How to Conjugate "Inclure" (to Include) in French

"Include" These in Your Verb Conjugations

When you want to say "to include" in French, use the verb inclure. The similarity to the English makes it an easy one to remember. Yet, it still needs to be conjugated to take on the meanings of "included" or "including" as well as other verb forms. A quick French lesson will explain how this is done.

Conjugating the French Verb Inclure

Inclure is an irregular verb, so it does not follow one of the common verb conjugation patterns.

However, it's not alone. The same verb endings used here can also be applied to similar verbs like conclure (to conclude)exclure (to exclude), and occlure (to occlude).

As with all verb conjugations, begin by identifying the verb stem. In this case, that is inclu-. Next, add a new infinitive ending according to the subject pronoun and the tense. They're different for each of the present, future, and perfect tenses, so there are more words to remember. For example, "I include" is "j'inclus" while "we will include" is "nous inclurons."
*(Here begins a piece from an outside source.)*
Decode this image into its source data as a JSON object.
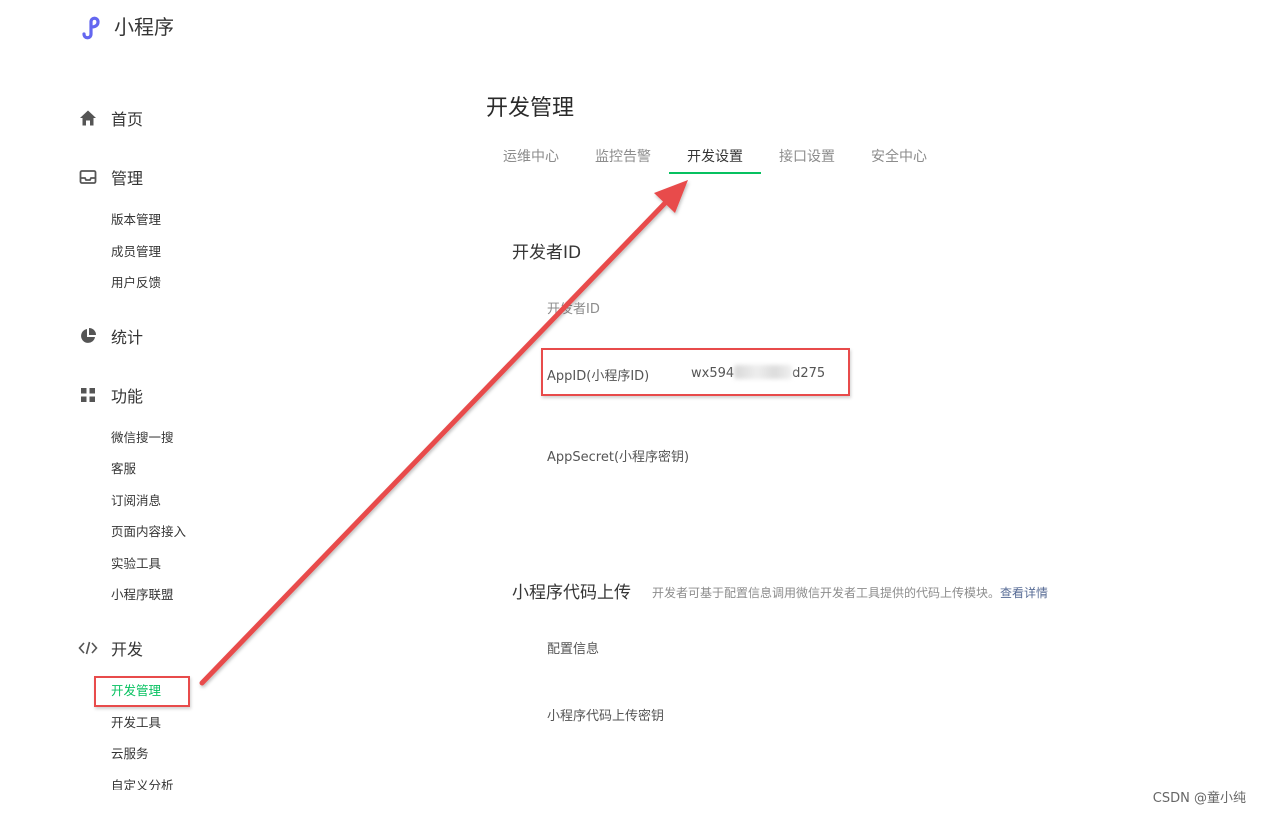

The Present Participle of Inclure

Used as either a verb, adjective, noun, or gerund depending on the context, the present participle is formed by adding -ant to the verb stem.

For inclure, this results in incluant.

The Past Participle and Passé Composé

Beyond the imperfect, you can also use the passé composé to form the past tense "included" in French. To form this, begin with the appropriate conjugate of avoir (an auxiliary, or "helping," verb) to match the subject pronoun.

Then, attach the past participle inclus. For example, "I included" is "j'ai inclus" and "we included" is "nous avons inclus."

More Simple Inclure Conjugations to Know

Over time, you may also find uses for a few more simple conjugations of inclure. The subjunctive verb mood, for instance, is used when the action of including is somehow uncertain. In a similar manner, the conditional verb mood says that the including will only happen if something else does as well.

The literary tenses of the passé simple and the imperfect subjunctive are primarily found in formal writing. If you read a lot of French, these would also be good to know.

SubjectSubjunctiveConditionalPassé SimpleImperfect Subjunctive
j'inclueinclurais   inclusinclusse

The imperative verb form is the only one that does not require a subject pronoun. That's because the verb implies the whom in these short statements or requests. Rather than "tu inclus," simplify it to "inlcus."